Accurate Measurement of Blood Pressure in the Office

1. Preparing the Patient

  1. Explain to your patient ahead of time that you will be taking their blood pressure. Ask the patient to avoid caffeine, exercise, and smoking for at least 30 minutes before BP measurements.
  2. Before you seat the patient, ask the patient to empty their bladder, as this can cause an increase in blood pressure.
  3. Seat the patient comfortably for at least 5 minutes in a non-dental chair, with their arm slightly flexed, palm up and the entire forearm supported on a level surface, even with the heart. Feet are flat on the floor (legs not crossed) and back supported.
  4. Neither the patient or the provider should be talking during the rest period or during BP measurements.
  5. Take BP measurements over your patient’s bare arm, not over clothing.
  6. At the first visit, record BP in both arms. Use the arm that gives the higher reading for subsequent readings. It is important that the patient always be in the same position using the same arm. Differences in body position and arm used can make a difference in the reading of 10 mm Hg or more.
  7. Separate repeated measurements by 1-2 minutes.

2. Apply the Cuff

  1. Apply the completely deflated cuff to the patient’s arm, supported at the level of the heart.
  2. Place the portion of the cuff that contains the inflatable bladder directly over the brachial artery. The cuff may have an arrow to show the point that should be placed over the artery (Figure 4). The lower edge of the cuff is placed one inch above the antecubital fossa (inside crease of the elbow). The key is to fasten the cuff evenly and snugly (Figure 5).
  3. Adjust the position of the gauge for convenient reading.
  4. Palpate the area between the antecubital fossa and cuff to locate the brachial artery pulse found on the inside of the forearm. The stethoscope end piece is placed over the spot where the brachial pulse is felt (Figure 5).
  5. Position the stethoscope earpieces in your ears, with the tips directed forward.
Figure 4.
ce490 fig04 bp postition
Figure 5.
ce490 fig05 bp postition
  • The patient should be seated in a non-dental chair with feet flat on the floor (legs not crossed), with one arm resting at the level of their heart.
  • Wrap the deflated cuff around the arm snugly about 3 cm above the elbow.
  • Try to keep the cuff as flat as possible.

3. Locate the Radial Pulse

  1. On the same arm, feel the inside of the wrist, above the thumb with your index and middle fingers until you feel the pulse.
  2. Hold your fingers on the pulse.

4. Inflate the Cuff

  1. Close the needle valve (air lock) attached to the hand control bulb firmly by turning it clockwise, but not too tight so it may be released easily.
  2. Pump to inflate the cuff until the radial pulse stops. Note the mercury level at which the pulse disappears.
  3. Look at the dial, and pump to 20 or 30 mm Hg beyond where the radial pulse was no longer felt. This is called the Maximum Inflation Level (MIL). It means that the pressure of the cuff collapses the brachial artery and no blood is flowing through the artery.
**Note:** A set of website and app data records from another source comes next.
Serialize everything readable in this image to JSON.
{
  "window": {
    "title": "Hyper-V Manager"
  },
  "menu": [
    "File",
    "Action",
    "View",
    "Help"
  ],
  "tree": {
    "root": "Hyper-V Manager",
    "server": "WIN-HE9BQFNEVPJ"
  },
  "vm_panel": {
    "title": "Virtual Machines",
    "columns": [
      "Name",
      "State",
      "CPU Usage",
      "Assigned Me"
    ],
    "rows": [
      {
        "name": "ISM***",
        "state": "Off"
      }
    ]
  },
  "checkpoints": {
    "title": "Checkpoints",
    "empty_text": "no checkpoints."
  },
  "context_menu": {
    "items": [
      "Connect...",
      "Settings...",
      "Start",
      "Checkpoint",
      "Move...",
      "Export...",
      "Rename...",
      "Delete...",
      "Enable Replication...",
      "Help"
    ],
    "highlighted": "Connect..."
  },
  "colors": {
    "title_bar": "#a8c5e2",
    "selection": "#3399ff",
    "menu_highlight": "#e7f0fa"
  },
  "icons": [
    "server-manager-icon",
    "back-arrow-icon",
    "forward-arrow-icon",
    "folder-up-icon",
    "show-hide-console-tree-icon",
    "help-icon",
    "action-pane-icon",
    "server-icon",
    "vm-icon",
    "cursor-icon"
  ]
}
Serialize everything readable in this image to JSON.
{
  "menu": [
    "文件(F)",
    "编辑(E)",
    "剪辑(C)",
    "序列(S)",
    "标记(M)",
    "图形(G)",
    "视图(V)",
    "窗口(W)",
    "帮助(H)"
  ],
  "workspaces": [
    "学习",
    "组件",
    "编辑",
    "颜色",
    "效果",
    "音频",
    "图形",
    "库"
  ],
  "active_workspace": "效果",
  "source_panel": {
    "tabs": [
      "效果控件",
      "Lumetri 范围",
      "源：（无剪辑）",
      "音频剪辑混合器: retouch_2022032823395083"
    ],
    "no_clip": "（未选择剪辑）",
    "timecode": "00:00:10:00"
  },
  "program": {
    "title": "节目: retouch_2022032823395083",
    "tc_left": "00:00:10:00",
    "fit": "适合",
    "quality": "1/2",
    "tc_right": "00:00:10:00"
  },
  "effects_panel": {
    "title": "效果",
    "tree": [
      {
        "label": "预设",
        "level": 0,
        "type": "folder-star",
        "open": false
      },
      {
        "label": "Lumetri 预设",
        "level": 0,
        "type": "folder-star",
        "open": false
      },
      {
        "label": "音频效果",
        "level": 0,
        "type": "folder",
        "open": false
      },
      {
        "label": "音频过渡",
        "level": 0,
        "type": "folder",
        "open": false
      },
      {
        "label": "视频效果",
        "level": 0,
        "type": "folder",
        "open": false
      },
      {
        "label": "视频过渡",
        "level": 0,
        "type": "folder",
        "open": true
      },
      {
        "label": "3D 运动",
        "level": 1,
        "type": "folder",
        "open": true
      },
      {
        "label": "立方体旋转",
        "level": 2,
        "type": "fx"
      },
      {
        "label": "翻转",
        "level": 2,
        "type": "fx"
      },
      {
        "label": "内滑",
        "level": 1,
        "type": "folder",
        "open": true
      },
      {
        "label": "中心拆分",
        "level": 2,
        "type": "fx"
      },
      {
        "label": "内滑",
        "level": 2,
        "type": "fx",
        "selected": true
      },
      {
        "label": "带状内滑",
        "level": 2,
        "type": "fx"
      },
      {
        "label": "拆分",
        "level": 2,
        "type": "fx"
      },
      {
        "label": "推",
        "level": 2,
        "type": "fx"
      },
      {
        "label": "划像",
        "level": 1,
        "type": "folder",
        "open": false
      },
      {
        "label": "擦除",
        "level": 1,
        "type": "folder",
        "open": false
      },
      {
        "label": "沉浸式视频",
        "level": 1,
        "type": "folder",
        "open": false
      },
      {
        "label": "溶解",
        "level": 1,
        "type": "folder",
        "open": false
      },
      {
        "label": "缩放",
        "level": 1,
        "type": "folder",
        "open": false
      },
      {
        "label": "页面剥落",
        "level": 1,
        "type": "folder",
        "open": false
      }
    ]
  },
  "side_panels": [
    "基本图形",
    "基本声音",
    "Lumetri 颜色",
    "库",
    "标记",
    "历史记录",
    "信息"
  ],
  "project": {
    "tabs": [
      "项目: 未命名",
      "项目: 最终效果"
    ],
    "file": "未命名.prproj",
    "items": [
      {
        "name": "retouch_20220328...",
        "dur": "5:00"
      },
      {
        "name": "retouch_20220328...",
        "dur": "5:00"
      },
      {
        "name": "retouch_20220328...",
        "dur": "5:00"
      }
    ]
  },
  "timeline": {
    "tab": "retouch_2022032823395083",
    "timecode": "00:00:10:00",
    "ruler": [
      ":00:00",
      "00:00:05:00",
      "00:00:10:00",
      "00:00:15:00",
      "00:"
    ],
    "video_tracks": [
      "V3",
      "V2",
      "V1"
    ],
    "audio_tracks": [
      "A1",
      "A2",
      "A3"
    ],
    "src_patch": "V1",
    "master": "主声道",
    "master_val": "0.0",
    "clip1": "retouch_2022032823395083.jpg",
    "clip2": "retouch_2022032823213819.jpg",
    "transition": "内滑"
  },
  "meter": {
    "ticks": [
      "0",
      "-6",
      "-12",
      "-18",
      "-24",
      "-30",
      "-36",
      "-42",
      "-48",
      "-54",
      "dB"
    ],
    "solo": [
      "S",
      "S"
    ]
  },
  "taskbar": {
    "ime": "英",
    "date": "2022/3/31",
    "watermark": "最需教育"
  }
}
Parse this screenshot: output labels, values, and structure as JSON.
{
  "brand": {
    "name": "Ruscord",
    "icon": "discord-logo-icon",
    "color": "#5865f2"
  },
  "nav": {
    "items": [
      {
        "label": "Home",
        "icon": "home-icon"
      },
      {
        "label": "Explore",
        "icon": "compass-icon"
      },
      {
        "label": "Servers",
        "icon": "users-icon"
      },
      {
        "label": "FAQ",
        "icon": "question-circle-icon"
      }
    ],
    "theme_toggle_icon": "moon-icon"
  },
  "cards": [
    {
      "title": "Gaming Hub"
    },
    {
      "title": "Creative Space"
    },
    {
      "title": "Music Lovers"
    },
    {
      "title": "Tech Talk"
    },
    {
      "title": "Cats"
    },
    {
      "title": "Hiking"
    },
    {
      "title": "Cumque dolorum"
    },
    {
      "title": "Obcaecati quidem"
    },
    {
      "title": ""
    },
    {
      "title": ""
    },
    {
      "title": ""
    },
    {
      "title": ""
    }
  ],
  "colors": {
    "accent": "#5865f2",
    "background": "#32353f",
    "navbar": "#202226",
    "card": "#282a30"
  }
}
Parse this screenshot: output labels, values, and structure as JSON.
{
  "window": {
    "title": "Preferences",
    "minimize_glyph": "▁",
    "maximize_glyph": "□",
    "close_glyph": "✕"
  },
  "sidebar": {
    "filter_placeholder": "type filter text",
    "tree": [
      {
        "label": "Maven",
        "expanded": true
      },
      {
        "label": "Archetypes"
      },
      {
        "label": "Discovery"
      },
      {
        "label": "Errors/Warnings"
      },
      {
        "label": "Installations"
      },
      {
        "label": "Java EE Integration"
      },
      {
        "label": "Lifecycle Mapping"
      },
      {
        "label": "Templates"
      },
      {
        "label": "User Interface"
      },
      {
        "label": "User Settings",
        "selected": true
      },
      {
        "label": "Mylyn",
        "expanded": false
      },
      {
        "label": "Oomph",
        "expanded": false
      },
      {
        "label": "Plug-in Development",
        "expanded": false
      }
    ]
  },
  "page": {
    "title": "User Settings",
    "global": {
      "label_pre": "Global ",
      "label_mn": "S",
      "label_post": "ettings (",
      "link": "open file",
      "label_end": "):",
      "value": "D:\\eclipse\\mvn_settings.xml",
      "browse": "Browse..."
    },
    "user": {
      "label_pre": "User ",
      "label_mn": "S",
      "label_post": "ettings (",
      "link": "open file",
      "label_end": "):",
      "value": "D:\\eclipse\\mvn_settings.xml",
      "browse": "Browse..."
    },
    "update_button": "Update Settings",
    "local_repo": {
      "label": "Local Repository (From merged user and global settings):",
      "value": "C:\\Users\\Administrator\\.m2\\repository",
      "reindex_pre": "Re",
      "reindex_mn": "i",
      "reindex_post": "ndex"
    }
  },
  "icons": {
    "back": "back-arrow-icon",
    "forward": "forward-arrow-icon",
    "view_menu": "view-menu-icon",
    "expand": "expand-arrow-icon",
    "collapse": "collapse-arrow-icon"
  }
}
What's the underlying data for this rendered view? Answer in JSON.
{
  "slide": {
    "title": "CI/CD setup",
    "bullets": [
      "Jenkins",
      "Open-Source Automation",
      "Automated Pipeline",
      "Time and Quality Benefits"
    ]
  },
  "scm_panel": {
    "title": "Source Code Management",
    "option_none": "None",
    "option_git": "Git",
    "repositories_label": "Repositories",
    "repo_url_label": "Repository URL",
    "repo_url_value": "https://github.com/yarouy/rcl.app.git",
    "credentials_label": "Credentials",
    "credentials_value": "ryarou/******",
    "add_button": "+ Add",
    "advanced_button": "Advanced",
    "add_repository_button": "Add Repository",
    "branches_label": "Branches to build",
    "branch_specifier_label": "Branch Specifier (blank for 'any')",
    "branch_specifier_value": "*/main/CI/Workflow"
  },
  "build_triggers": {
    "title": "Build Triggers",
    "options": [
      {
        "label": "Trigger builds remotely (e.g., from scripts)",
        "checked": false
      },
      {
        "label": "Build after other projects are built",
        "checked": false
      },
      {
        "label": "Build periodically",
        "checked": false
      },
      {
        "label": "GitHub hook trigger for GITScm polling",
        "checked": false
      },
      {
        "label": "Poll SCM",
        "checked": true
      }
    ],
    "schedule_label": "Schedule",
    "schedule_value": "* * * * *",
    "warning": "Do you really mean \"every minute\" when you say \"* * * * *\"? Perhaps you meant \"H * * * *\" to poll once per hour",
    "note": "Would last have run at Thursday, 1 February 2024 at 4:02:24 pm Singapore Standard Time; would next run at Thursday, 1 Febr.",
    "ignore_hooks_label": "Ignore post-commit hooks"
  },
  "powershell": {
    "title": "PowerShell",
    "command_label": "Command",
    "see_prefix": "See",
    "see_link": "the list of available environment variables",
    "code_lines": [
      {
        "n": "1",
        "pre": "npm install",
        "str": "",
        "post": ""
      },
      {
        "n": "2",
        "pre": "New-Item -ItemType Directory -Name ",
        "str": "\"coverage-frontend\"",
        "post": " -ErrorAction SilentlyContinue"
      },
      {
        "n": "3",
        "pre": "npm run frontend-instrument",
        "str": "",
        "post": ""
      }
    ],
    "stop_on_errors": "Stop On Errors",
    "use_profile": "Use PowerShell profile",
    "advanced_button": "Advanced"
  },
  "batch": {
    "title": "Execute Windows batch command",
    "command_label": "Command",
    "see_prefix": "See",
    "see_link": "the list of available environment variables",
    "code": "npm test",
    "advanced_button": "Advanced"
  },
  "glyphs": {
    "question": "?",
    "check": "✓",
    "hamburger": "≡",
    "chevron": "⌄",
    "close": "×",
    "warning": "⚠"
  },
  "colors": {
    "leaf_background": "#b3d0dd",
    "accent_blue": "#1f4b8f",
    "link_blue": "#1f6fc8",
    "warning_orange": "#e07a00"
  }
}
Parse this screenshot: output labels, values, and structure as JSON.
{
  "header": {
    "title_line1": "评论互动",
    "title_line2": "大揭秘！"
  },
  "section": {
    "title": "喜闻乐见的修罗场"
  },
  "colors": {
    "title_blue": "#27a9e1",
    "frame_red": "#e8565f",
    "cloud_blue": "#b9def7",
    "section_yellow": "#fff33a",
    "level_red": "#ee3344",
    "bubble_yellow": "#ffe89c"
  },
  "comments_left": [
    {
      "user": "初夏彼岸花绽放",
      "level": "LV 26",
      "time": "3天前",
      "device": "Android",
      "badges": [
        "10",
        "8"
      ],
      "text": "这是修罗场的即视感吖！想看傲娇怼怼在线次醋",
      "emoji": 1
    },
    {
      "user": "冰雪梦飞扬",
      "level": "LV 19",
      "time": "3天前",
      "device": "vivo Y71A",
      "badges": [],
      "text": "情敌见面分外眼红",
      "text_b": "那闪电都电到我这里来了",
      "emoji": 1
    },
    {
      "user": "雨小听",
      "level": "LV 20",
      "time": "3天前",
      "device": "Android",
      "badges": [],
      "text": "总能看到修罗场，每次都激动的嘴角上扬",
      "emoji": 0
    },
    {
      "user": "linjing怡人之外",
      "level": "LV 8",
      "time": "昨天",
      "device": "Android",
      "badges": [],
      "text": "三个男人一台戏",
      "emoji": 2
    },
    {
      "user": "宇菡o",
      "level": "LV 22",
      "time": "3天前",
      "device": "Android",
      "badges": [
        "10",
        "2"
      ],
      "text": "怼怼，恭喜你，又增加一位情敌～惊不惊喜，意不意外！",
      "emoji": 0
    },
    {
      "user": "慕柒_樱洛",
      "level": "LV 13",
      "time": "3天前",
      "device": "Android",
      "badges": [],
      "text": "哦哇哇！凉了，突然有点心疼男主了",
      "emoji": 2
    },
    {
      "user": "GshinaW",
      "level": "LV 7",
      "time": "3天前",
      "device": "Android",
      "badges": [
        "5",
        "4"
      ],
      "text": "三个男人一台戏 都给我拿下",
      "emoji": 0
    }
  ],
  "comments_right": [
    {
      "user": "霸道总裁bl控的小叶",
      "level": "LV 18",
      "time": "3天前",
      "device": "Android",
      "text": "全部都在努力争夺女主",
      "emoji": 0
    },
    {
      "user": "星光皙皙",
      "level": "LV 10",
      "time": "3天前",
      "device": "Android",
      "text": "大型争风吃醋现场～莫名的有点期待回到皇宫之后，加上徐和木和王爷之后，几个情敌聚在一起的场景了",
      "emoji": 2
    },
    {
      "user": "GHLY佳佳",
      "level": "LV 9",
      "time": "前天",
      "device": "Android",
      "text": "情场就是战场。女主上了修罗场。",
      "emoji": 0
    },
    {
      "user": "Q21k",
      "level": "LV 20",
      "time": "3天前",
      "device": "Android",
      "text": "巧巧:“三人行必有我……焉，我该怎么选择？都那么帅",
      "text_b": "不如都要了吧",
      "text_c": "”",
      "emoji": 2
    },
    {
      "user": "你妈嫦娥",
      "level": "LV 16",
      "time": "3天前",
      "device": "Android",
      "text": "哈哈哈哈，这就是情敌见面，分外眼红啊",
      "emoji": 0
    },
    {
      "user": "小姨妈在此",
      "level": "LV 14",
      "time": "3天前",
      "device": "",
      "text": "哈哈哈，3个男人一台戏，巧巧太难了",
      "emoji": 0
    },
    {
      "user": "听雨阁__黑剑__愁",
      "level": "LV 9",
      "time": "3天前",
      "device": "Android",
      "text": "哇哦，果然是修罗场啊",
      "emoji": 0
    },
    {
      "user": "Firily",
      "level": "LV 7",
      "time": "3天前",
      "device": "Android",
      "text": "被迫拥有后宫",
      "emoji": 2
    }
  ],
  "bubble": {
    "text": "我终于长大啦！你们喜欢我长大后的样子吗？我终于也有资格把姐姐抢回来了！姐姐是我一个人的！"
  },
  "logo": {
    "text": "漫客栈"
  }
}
5. Position the Stethoscope End Piece

  1. Place the end piece of the stethoscope over the palpated brachial artery, in the one-inch space above the antecubital fossa, and slightly toward the inner side of the arm. Hold tightly in place.
  2. It is important the stethoscope can detect sounds easily. The provider should not strain to hear sounds. If so, it is recommended stethoscope parts are replaced or the entire stethoscope is replaced if necessary.

6. Deflate the Cuff Gradually

  1. Release the air lock slowly counterclockwise 2 to 3 mm per second, so the dial drops very gradually and steadily.
  2. Listen for the first Korotkoff sound: systole (“tap, tap”). Note the number on the dial, which is the systolic pressure. This is the beginning of the flow of blood past the cuff.
  3. Continue to release the pressure slowly. The sound will continue, first becoming louder, then diminishing and becoming muffled, until finally disappearing. Note the number on the dial where the last distinct tap was heard (not the muffled sound). This number is the diastolic pressure.
  4. Let the rest of the air out rapidly.

7. Repeat for Confirmation

  1. Wait 1-2 minutes before inflating the cuff region again. More than one reading is needed to determine an average and ensure a correct reading.
  2. The new guidelines recommend an average of >2 readings be obtained on >2 occasions to estimate the patient’s level of BP.

8. Record SBP and DBP

  1. Write the date and arm used.
  2. Record systolic (SBP) and diastolic (DBP) as a fraction. Example: R Arm, Nov. 3, 20XX 120/80.
  3. The new guidelines recommend noting the time of the most recent BP medication taken by the patient before BP measurements.
  4. The new guidelines also recommend patients are provided with their SDP/DBP readings both verbally and in writing.